[Collection entries]

------------------------------

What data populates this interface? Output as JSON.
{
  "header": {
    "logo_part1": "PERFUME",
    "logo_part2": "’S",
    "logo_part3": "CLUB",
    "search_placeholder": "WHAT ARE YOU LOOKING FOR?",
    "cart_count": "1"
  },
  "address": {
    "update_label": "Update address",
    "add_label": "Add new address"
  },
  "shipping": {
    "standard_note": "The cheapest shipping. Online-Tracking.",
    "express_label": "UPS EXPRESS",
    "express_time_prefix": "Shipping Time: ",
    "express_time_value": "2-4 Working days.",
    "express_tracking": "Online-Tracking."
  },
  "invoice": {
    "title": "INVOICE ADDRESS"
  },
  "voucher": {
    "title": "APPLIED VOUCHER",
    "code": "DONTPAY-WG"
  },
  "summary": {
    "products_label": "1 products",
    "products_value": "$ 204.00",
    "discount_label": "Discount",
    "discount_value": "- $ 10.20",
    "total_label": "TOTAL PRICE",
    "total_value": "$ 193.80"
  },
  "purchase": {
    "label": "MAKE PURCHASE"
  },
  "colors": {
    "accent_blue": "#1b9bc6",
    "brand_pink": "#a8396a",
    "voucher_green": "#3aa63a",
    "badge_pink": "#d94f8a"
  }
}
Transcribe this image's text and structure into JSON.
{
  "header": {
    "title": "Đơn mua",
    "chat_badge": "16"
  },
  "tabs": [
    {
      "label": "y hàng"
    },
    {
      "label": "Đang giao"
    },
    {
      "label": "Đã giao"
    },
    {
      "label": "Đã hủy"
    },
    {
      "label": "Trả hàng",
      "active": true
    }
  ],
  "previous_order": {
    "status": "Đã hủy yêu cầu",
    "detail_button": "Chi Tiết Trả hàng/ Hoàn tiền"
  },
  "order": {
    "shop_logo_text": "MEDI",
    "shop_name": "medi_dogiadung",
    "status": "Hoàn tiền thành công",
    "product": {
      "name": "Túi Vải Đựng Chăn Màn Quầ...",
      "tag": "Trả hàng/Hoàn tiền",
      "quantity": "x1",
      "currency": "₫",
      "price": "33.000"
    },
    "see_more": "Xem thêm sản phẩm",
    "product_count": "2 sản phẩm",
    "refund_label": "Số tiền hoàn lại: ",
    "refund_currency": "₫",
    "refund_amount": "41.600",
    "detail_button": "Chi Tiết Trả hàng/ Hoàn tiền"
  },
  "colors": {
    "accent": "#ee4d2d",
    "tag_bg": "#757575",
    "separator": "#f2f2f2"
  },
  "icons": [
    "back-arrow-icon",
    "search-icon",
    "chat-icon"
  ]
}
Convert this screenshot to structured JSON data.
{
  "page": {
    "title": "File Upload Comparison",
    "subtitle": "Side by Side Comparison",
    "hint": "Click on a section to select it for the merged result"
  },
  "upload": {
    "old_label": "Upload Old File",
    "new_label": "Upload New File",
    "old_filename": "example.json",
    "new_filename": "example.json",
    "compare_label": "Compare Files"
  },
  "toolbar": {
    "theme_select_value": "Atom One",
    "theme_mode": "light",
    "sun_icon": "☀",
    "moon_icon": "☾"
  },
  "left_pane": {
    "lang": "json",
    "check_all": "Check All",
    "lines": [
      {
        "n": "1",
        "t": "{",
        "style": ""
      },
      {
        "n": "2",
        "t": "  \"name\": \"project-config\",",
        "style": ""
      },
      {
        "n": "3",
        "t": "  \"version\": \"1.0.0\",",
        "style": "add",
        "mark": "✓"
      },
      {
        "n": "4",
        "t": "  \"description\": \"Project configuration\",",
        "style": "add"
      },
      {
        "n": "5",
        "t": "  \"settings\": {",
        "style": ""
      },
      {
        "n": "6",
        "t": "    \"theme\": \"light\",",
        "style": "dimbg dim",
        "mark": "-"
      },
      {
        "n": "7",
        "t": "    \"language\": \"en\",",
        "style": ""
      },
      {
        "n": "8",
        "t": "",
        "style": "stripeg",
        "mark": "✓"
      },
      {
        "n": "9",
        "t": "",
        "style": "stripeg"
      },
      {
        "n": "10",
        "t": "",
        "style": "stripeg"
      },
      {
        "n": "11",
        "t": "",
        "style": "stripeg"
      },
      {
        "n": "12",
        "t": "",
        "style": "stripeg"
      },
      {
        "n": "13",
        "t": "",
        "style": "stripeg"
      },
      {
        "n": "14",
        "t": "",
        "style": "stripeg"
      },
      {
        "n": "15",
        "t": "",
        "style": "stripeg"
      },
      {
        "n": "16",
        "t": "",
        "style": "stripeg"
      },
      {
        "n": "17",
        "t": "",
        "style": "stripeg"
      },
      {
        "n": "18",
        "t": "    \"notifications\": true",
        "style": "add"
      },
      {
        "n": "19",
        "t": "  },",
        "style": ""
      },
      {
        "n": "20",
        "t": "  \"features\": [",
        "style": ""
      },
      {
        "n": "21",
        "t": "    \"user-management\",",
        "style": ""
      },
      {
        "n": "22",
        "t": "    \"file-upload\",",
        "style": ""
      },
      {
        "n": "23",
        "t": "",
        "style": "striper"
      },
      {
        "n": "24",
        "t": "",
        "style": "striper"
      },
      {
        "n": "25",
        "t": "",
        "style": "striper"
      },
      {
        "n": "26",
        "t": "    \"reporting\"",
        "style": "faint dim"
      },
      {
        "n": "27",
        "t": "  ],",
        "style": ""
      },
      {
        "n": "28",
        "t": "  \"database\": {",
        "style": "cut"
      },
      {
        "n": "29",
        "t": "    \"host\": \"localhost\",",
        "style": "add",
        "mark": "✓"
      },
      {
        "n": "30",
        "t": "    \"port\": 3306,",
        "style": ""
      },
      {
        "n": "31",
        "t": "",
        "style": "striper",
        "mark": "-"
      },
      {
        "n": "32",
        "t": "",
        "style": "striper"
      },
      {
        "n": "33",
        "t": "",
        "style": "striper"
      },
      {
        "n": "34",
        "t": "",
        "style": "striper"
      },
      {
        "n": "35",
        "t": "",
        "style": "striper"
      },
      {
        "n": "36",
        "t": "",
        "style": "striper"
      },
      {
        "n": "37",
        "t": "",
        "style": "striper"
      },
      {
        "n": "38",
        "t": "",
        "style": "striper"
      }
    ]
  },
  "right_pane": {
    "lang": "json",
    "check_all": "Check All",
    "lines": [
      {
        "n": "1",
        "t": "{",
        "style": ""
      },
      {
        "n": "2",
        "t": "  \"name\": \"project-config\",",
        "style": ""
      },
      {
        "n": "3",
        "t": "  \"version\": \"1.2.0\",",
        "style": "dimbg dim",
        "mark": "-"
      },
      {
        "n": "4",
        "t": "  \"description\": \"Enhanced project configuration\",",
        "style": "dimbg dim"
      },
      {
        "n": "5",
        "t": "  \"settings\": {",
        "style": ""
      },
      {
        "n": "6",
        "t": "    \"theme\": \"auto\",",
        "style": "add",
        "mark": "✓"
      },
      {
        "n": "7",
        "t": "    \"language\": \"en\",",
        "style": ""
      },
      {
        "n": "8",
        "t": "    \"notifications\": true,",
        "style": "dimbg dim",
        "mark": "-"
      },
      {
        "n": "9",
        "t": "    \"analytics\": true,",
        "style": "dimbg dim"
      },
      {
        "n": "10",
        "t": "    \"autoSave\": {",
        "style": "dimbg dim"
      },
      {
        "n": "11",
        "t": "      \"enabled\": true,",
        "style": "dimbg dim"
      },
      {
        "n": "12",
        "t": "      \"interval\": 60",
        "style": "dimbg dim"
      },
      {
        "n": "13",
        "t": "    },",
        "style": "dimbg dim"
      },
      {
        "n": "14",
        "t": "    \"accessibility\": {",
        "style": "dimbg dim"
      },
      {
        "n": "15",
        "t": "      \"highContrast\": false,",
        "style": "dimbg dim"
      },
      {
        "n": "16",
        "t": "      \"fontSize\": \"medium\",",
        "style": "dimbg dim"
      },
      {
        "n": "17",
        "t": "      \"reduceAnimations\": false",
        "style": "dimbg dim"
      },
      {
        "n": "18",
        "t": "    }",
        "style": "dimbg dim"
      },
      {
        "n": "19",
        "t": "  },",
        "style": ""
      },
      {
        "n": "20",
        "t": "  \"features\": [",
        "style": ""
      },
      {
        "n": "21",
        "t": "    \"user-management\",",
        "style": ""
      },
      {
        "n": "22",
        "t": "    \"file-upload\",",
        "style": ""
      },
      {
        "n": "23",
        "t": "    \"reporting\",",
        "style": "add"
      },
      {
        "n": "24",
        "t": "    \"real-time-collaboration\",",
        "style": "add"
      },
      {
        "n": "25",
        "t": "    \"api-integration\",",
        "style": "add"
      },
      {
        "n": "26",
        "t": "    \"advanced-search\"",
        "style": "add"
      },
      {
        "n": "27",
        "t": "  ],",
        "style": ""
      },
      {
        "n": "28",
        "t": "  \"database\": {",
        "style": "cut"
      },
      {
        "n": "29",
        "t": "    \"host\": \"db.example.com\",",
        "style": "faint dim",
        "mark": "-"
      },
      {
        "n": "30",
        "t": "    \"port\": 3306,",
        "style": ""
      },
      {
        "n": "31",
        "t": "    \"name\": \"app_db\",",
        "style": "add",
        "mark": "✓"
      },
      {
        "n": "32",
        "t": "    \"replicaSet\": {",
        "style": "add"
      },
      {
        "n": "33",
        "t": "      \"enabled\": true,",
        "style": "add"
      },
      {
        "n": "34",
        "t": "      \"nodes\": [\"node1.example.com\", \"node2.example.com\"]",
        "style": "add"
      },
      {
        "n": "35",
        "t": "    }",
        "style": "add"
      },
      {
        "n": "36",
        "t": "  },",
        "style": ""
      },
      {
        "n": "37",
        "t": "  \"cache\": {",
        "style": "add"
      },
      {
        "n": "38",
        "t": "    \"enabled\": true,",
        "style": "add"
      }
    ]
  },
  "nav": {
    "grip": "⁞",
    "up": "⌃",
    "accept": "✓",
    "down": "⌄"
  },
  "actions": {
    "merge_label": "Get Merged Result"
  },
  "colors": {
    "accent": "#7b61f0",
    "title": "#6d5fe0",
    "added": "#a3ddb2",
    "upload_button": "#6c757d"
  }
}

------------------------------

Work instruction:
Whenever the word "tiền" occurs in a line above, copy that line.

Solved exercise:
    "detail_button": "Chi Tiết Trả hàng/ Hoàn tiền"
    "status": "Hoàn tiền thành công",
      "tag": "Trả hàng/Hoàn tiền",
    "refund_label": "Số tiền hoàn lại: ",
    "detail_button": "Chi Tiết Trả hàng/ Hoàn tiền"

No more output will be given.